The benefits of Mindfulness have been well documented and include:

  • The reduction of stress and anxiety
  • Lower cortisol levels
  • Better sleep patterns
  • A greater sense of relaxation and well-being
  • The ability to “step out of” negative downward spirals and feelings
  • Greater self-compassion and improved relationships with others
  • More enjoyment and appreciation in life

Being mindful means being totally aware of the present moment. Developing a mindfulness meditation practice is about training the mind to be more aware and to pay more attention to our thoughts, emotions, and bodily sensations right here, right now.

So what does this have to do with a drawing technique?

There are a few key components of practicing mindfulness that we can identify:

  • Paying close attention.
  • Notice—really notice—what you’re sensing in a given moment,
  • Recognize that your thoughts and emotions are fleeting and do not define you, an insight that can free you from negative thought patterns.
  • Tune into your body’s physical sensations.

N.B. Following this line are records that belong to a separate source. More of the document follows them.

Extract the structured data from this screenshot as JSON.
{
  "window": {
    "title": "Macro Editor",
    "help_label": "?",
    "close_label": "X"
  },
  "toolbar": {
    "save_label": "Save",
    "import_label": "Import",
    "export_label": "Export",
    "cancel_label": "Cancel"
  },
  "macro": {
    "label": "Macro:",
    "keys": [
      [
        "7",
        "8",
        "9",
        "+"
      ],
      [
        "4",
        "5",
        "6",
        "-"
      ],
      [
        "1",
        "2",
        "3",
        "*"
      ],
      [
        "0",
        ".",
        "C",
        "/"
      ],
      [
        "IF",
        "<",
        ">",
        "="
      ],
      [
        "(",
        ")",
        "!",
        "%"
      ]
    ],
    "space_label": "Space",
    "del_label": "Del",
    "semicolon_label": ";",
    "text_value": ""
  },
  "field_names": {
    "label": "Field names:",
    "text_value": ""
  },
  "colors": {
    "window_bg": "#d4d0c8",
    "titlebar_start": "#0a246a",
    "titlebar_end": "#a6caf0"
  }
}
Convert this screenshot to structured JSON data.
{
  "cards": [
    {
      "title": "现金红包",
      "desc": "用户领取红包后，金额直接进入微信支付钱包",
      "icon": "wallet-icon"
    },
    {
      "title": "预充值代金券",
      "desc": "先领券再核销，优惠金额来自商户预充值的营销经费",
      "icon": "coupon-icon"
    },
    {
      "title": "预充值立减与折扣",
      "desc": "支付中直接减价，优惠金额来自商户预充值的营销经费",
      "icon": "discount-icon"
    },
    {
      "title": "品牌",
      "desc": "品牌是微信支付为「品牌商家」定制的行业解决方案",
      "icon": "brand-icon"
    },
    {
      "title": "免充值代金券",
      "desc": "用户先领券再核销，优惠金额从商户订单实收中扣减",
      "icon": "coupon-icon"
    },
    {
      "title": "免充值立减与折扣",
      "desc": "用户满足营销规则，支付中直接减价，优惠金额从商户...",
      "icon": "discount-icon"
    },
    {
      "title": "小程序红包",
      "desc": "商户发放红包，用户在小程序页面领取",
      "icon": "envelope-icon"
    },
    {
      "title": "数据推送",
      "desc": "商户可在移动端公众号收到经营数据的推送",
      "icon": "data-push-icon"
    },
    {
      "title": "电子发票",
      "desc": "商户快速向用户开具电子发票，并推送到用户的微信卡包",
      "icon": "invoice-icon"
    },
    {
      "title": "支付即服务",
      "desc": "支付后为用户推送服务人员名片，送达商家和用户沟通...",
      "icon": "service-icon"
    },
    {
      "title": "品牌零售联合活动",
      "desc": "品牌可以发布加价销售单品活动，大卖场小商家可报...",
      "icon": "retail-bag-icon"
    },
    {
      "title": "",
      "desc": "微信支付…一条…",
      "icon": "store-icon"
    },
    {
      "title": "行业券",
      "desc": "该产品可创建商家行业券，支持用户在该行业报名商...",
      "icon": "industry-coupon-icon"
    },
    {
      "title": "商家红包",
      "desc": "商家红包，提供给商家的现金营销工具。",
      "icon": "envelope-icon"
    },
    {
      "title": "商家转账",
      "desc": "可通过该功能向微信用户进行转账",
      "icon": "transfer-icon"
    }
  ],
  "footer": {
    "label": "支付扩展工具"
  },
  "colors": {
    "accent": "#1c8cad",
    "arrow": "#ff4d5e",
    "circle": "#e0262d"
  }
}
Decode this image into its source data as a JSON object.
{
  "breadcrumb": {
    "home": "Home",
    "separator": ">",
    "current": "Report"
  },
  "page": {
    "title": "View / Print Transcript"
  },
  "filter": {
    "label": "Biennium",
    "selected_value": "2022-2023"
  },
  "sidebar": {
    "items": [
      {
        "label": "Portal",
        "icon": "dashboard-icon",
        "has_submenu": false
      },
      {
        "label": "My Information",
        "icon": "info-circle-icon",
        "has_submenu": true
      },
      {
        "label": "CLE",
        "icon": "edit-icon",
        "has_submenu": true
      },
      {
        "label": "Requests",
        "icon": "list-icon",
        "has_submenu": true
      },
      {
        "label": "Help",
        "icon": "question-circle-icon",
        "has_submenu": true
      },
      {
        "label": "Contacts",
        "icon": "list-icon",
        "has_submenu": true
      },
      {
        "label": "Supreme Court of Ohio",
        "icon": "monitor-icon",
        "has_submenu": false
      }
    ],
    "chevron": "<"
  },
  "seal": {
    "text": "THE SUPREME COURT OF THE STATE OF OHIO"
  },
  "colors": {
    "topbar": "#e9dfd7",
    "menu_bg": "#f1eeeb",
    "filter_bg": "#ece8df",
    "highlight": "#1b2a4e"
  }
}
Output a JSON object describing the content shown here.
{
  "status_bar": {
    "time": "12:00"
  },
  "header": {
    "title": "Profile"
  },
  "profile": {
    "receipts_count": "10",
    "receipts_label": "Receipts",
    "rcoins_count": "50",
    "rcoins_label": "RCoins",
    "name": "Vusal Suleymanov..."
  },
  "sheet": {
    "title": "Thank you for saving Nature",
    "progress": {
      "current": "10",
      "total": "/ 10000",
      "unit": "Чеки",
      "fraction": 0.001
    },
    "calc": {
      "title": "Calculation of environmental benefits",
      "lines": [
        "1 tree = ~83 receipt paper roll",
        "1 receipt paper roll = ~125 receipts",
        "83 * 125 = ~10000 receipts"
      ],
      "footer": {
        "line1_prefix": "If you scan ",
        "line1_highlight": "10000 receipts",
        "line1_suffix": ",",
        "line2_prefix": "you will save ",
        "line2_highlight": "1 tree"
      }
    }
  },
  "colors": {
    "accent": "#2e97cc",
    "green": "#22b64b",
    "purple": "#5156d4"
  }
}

And this is where Zentangle really works its magic. The repetitive patterns are designed to trigger the brain’s concentrating and calming responses, Its finished pieces may sometimes look a little like doodling, but it’s not.  Each tangle has a broken down method to drawing them, so you move into a deliberate deep-brain work, and once you follow this structure, you can build up muscle memory for the patterns and really concentrate fully on the pen and the ink flow, as you build up a non representative piece of art.

The most common blocks to art are:

  • self criticism
  • fear of failure
  • lack of immediate feedback
  • worry about outcomes
  • frustration and lengthy training
  • lack of inspiration
  • doubt about what next.

By having a structure in place for the patterns, you are not having to constantly think about these common stumbling blocks, they all disappear, you can flow with your pen.  If you are a creative soul, or you fidget, this way of practising mindfulness may work for you.

If you are keen to try it out for a month please see my month of mindful tangling 2023 supporting the Mental Health Foundation in New Zealand.